* PROBLEM DESCRIPTION:
Which lines in the data below contain the word "Sales"? Return each of them.

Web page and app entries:
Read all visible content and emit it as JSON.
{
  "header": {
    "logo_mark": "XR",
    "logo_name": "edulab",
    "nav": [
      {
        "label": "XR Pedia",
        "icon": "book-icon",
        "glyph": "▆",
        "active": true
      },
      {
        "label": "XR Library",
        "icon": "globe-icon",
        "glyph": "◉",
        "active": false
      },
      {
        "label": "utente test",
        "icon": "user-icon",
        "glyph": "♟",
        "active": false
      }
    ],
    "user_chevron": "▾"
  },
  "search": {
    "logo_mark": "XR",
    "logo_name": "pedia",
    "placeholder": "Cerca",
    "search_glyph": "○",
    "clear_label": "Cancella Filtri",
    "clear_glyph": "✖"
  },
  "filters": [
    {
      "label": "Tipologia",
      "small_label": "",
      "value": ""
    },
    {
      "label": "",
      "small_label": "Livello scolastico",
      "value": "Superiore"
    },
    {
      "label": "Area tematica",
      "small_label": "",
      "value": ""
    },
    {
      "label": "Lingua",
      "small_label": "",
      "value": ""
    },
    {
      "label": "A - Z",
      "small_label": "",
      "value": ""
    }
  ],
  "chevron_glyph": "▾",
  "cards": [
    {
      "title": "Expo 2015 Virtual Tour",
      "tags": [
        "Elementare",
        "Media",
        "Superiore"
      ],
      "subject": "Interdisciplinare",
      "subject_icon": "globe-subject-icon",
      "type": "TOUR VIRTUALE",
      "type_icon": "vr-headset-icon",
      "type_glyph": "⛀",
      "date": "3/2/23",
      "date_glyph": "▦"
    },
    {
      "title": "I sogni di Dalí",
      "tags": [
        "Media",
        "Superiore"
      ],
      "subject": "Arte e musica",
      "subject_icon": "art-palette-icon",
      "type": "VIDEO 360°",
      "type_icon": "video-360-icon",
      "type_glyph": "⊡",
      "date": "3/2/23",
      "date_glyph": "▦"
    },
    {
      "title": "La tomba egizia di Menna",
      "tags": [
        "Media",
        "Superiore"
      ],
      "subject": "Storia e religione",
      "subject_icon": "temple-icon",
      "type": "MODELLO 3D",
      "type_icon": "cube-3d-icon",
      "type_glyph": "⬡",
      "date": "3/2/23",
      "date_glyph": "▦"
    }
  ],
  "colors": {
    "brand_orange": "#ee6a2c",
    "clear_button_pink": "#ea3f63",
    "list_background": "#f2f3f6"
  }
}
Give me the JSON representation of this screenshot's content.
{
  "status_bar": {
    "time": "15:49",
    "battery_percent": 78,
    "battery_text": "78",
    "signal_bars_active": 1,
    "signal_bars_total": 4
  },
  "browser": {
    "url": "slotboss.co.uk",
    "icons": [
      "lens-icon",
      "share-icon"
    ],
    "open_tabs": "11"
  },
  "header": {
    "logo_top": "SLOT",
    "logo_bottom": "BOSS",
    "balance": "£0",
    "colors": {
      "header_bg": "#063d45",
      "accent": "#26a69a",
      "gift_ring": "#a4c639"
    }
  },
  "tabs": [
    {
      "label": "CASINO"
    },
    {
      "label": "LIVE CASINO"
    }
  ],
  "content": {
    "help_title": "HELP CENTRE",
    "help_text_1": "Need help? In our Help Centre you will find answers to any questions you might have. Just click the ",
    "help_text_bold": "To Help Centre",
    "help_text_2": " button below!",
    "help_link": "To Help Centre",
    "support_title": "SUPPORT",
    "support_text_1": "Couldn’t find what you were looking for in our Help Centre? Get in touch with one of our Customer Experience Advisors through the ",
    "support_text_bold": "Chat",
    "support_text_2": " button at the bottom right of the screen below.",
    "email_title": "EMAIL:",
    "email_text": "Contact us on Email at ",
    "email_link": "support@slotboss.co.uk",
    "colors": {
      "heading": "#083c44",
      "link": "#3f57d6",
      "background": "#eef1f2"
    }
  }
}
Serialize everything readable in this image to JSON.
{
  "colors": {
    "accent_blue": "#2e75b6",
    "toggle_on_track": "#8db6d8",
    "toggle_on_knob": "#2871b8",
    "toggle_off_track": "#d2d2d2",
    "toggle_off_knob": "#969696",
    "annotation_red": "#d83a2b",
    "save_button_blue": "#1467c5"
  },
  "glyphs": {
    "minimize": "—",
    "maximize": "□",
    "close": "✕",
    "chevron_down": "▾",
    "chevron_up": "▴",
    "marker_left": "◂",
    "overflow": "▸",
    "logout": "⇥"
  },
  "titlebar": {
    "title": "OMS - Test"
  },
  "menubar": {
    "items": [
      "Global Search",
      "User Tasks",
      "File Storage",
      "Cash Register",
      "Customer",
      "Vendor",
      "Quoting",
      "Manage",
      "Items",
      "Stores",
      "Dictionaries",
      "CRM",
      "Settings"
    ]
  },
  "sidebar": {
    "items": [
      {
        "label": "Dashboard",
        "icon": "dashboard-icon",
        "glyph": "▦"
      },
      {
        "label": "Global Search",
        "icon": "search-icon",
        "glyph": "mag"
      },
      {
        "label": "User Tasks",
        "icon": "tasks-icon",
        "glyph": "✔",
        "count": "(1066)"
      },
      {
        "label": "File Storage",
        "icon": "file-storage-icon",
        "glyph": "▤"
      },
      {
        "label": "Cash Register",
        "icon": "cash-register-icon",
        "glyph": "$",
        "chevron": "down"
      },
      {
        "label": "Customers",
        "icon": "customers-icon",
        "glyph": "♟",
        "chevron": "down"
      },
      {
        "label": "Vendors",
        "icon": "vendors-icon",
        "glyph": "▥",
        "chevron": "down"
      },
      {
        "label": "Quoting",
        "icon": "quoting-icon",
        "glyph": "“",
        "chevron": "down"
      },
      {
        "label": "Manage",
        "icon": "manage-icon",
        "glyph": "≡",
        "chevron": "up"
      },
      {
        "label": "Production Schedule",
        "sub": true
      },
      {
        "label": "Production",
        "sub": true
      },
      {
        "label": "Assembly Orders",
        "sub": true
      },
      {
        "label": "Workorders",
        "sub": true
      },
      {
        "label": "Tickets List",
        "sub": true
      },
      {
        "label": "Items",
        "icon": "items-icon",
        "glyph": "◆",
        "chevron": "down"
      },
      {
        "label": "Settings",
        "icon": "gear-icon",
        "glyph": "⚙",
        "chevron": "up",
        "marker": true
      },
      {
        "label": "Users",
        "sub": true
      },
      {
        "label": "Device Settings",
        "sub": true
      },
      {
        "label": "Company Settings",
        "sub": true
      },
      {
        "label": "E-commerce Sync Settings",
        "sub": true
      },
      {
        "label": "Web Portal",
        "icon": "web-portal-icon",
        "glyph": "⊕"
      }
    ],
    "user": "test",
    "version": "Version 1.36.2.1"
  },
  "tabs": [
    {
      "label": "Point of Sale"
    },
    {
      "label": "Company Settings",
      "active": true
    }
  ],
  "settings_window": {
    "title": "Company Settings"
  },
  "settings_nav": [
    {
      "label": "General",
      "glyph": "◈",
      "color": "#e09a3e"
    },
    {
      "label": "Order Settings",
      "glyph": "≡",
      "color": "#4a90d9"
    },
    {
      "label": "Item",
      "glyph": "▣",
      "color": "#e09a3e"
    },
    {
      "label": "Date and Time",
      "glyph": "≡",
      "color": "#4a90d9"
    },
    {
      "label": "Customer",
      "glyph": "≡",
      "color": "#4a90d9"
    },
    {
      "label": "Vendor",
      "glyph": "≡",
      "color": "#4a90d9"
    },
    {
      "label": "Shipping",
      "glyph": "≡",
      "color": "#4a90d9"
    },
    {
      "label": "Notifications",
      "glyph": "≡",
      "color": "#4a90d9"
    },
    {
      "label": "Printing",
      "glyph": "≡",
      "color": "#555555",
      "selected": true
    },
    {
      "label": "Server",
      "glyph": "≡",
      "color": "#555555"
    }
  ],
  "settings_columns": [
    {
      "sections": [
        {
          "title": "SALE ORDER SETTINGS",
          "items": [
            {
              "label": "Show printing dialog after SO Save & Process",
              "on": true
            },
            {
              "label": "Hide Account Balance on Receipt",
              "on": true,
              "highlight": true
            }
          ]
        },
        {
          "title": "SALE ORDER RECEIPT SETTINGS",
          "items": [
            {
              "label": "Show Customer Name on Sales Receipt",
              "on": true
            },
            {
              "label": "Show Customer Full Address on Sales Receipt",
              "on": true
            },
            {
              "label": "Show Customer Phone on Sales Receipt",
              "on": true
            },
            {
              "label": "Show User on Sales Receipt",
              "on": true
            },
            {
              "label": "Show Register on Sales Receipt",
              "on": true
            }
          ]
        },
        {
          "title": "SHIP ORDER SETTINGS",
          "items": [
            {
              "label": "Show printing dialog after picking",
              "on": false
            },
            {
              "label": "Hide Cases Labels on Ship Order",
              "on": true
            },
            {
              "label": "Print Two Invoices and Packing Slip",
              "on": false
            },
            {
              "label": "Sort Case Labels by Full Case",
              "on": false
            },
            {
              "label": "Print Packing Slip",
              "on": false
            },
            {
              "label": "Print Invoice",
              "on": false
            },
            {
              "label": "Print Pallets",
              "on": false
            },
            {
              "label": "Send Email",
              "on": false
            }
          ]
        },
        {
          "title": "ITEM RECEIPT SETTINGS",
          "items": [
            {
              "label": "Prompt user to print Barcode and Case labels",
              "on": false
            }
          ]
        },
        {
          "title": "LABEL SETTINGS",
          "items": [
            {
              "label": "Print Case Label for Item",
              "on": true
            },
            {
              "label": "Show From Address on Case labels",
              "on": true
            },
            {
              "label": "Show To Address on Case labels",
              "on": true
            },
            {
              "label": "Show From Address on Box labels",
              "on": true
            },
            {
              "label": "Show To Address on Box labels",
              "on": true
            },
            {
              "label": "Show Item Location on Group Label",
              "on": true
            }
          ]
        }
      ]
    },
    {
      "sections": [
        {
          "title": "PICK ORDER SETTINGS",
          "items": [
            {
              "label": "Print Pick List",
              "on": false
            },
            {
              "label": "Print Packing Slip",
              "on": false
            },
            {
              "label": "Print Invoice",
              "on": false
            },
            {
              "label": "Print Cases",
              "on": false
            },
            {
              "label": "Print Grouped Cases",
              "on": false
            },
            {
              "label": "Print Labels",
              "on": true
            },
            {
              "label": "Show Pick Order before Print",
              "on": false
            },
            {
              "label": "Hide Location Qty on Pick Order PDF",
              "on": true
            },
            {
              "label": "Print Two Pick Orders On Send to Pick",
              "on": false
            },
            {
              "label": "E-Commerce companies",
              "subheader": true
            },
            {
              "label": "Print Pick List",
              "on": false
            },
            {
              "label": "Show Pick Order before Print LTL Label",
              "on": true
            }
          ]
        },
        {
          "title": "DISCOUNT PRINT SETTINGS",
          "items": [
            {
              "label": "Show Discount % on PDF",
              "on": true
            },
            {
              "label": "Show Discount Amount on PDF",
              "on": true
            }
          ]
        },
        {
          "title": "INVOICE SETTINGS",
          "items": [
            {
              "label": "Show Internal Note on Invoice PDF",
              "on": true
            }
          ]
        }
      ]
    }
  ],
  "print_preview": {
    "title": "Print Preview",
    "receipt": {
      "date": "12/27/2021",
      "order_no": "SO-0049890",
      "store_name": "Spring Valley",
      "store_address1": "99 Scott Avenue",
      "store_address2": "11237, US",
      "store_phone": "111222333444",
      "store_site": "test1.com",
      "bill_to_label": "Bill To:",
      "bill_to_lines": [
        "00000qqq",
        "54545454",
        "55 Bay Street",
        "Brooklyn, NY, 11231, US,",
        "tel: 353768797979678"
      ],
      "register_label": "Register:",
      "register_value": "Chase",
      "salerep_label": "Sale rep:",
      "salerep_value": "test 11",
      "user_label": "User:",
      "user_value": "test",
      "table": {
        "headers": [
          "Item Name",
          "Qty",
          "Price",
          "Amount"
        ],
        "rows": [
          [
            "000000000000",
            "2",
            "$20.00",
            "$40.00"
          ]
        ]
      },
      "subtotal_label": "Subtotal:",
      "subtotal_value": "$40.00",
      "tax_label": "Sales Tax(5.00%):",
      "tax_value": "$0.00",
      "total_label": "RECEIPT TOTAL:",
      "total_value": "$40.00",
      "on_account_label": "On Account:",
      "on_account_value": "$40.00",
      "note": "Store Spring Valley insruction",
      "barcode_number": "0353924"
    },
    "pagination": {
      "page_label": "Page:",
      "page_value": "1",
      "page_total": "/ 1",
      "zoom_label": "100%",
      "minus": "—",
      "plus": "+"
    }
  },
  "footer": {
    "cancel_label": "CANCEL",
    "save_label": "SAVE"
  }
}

* OUTPUT OF THE EXERCISE:
              "label": "Show Customer Name on Sales Receipt",
              "label": "Show Customer Full Address on Sales Receipt",
              "label": "Show Customer Phone on Sales Receipt",
              "label": "Show User on Sales Receipt",
              "label": "Show Register on Sales Receipt",
      "tax_label": "Sales Tax(5.00%):",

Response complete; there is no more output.